■ Work task
Each line with the string "title" is to be copied from the records below.

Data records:
'''
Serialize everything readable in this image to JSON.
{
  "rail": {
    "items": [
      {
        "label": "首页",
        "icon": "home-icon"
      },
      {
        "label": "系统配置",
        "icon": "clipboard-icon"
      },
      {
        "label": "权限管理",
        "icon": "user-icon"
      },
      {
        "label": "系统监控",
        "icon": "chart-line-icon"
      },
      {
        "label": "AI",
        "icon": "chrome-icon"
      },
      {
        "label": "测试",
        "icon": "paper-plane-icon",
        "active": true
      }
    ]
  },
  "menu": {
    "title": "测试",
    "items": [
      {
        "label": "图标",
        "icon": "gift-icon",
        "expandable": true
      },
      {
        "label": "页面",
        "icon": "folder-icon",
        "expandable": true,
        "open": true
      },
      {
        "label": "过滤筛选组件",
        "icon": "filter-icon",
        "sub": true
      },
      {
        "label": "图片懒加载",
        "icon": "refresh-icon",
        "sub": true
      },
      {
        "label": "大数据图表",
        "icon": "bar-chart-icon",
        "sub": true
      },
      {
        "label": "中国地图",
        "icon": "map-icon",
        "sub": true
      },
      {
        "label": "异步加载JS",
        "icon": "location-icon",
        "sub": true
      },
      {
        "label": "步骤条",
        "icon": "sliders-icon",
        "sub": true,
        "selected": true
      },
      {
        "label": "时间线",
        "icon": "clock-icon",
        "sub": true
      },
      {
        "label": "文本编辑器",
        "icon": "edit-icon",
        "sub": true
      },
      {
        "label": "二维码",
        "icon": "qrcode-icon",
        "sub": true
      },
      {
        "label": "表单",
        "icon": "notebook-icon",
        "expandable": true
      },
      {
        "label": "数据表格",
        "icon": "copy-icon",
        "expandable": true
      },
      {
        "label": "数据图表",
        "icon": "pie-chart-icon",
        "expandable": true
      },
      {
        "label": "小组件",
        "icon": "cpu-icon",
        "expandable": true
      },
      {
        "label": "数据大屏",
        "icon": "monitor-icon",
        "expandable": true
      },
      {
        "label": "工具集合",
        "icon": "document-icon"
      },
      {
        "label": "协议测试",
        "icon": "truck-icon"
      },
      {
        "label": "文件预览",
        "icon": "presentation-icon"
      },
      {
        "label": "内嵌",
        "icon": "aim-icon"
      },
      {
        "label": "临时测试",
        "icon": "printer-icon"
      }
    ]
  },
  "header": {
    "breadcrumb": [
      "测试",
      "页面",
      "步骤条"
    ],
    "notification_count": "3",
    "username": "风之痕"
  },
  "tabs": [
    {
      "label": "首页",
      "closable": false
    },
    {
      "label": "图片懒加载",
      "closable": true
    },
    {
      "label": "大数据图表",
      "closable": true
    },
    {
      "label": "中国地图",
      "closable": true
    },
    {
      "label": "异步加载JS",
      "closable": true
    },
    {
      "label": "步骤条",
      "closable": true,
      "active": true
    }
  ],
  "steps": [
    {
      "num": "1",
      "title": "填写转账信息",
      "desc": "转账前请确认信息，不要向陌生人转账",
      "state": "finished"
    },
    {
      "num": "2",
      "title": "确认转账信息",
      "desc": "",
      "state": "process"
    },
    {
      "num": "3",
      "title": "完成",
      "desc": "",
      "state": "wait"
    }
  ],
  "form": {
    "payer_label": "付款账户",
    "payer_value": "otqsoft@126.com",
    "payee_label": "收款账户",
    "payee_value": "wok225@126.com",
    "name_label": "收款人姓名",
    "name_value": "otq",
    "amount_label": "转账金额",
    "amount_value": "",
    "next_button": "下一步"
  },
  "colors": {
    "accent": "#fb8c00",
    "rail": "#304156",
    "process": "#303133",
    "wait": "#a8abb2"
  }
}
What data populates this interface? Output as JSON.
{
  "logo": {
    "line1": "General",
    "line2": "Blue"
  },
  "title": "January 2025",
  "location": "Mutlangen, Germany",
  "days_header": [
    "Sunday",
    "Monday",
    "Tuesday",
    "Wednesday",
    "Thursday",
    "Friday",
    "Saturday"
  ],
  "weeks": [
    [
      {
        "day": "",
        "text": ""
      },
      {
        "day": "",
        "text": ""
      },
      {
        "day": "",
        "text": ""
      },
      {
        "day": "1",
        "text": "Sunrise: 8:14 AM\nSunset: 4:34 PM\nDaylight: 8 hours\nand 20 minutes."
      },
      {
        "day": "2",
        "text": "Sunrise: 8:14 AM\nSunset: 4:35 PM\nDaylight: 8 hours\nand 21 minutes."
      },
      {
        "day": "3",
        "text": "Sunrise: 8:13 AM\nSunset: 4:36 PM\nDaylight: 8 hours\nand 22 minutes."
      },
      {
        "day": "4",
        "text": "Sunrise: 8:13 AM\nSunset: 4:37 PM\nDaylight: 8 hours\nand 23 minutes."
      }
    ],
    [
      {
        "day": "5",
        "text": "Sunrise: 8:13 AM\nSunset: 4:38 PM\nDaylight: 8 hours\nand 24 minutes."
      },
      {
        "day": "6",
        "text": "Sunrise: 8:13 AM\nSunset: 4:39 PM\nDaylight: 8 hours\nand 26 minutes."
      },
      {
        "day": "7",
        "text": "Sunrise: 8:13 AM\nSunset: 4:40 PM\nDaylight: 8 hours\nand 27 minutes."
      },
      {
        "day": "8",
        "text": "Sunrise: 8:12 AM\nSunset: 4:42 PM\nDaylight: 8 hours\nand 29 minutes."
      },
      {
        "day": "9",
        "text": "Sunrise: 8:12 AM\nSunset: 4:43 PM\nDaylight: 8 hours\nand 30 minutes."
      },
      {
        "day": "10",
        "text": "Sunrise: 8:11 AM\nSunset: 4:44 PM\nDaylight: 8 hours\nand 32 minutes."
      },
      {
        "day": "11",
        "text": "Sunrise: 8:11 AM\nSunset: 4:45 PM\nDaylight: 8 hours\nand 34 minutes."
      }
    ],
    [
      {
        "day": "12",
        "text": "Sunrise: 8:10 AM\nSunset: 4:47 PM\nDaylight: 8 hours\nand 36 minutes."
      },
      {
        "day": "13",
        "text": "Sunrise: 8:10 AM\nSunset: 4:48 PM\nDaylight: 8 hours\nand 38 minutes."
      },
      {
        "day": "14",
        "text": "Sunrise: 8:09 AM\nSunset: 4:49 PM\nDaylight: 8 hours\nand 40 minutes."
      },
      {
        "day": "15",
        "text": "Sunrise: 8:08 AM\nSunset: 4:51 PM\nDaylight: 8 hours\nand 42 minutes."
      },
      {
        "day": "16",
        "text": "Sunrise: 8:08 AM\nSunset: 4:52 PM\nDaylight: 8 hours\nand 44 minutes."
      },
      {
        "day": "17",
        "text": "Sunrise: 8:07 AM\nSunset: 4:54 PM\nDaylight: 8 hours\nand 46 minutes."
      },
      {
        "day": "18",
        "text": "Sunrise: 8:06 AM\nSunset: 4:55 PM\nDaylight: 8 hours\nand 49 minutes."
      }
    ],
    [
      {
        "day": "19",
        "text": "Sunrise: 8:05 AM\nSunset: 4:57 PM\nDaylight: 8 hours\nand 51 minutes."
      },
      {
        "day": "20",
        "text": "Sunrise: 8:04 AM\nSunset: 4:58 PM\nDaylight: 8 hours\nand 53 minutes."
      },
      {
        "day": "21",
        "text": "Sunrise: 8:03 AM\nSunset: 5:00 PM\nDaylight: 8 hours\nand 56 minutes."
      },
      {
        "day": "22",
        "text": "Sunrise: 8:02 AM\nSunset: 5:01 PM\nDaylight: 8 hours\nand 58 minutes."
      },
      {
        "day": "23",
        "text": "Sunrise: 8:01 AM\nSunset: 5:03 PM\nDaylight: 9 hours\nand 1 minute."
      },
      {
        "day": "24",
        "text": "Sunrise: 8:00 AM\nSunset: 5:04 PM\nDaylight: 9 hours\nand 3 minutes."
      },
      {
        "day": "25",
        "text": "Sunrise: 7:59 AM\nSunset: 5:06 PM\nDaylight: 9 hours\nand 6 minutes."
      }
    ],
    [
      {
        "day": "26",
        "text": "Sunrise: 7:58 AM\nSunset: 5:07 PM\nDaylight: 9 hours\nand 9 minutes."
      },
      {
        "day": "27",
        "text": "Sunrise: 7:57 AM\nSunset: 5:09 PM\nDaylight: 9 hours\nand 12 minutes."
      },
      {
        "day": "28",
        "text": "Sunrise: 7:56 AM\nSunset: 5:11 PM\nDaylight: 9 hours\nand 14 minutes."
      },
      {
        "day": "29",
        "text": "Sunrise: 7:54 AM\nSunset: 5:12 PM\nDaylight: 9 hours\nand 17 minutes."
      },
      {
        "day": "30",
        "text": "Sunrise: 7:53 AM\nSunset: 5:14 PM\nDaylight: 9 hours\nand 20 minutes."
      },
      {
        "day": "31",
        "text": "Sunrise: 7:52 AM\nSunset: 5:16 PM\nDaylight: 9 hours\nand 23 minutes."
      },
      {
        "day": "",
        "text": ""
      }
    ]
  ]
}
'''
■ Solution
    "title": "测试",
      "title": "填写转账信息",
      "title": "确认转账信息",
      "title": "完成",
  "title": "January 2025",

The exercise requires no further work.